It's a tradition quite unlike any other at Major League Baseball's offseason gatherings. The Boras Corporation will send a text message to reporters informing them that Scott Boras will be fielding questions at an anointed time and place. The journalists begin to gather, like chickens just before feeding time.
When Boras arrives, he stands in the middle of the crowd and performs, trying out scripted lines, ad-libbing others. This is what happened Wednesday at the general manager meetings in Carlsbad, California.
No other agent has the stature to pull this off annually; few agents would even want to do this, wary of making the story about themselves, rather than their clients. But Boras is probably better known than a lot of the players he represents, after many decades of pronouncements and record-setting contracts, with some high-profile gaffes sprinkled in.
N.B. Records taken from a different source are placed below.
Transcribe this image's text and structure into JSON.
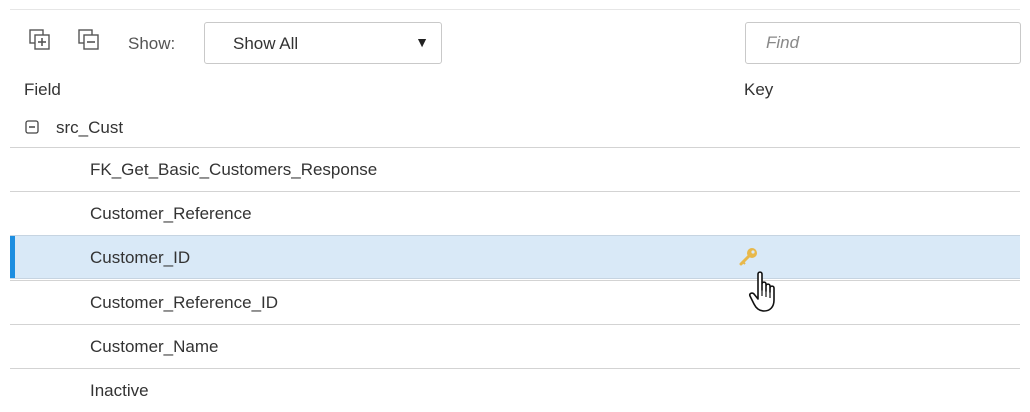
{
  "toolbar": {
    "expand_icon": "expand-all-icon",
    "collapse_icon": "collapse-all-icon",
    "show_label": "Show:",
    "show_selected": "Show All",
    "find_placeholder": "Find"
  },
  "columns": {
    "field": "Field",
    "key": "Key"
  },
  "group": {
    "label": "src_Cust",
    "icon": "collapse-icon"
  },
  "rows": [
    {
      "name": "FK_Get_Basic_Customers_Response",
      "key": false,
      "selected": false
    },
    {
      "name": "Customer_Reference",
      "key": false,
      "selected": false
    },
    {
      "name": "Customer_ID",
      "key": true,
      "selected": true
    },
    {
      "name": "Customer_Reference_ID",
      "key": false,
      "selected": false
    },
    {
      "name": "Customer_Name",
      "key": false,
      "selected": false
    },
    {
      "name": "Inactive",
      "key": false,
      "selected": false
    }
  ],
  "colors": {
    "selected_row": "#d9e9f7",
    "selection_bar": "#1d8ee0",
    "key_icon": "#e8b84a"
  }
}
Some general managers don't like taking his calls because they anticipate long harangues, and some find him interesting and amusing. But they all need to talk with him because he typically represents prominent clients -- like Astros pitcher Dallas Keuchel, one of the best starting pitchers available this winter, and Bryce Harper, the best slugger. They have studied his tactics, they know his negotiating habits, they have a sense of how he thinks.
Because of all of this, the dissemination of news of the Nationals' contract offer to Harper caught the attention of executives and agents, who are trying to decode what it all means.